MTA’s Split Personality: Open Transit Data Innovator or Opaque Bureaucracy?

March 28, 2012

We set-off to write a post lauding the MTA on its technology leadership. The peg was the upcoming release of countdown clock data to apps developers, and a smart bureaucratic workaround MTA used to hire a cutting edge open source software developer to get the data out.  This innovative project was reported today on the always insightful Second Avenue Subway blog.  Unfortunately, our enthusiasm was dashed as soon as we went to find details in the March 28, 2012  MTA board briefing book.
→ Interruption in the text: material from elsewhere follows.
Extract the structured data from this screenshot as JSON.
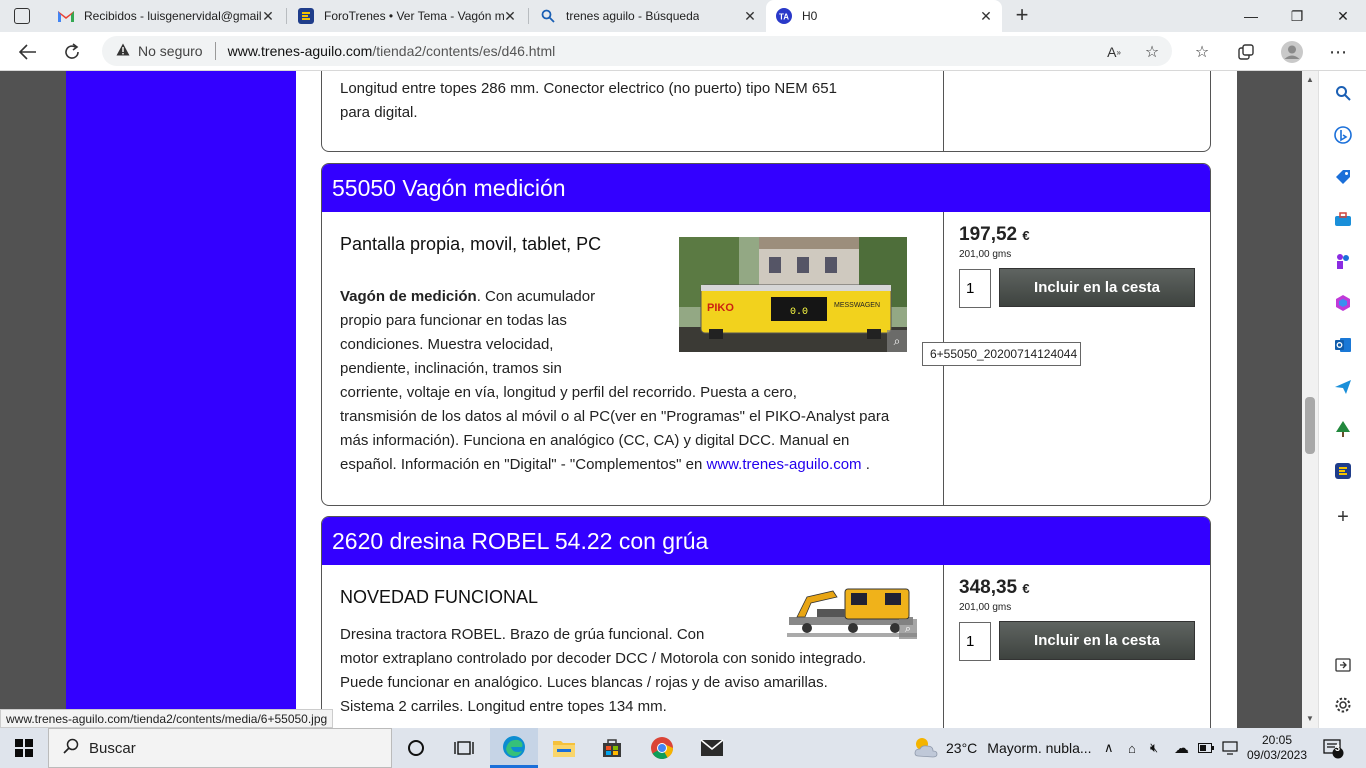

So much for the happy glow of openness and transparency. The MTA’s 330 page board briefing book  is an unsearchable, pdf formatted, image.  The briefing book is not search able from the Internet, nor is the document itself searchable from the Adobe pdf search box.  Essentially, the MTA is hiding information in plain sight by making it extremely unwieldy to find.  The MTA should make the briefing book and all other information on its website web searchable (“machine readable”) and down-loadable in formats that common document and spreadsheet programs can read.  The MTA is shooting itself in the foot by playing games like posting giant documents as scanned, unsearchable images. This only serves to antagonize the public, and perpetuates the idea that the MTA has something to hide.

 

the to install cloud-based infrastructure and a web application that will allow the MTA to offer a real-time feed of train location data to the public.

Bustime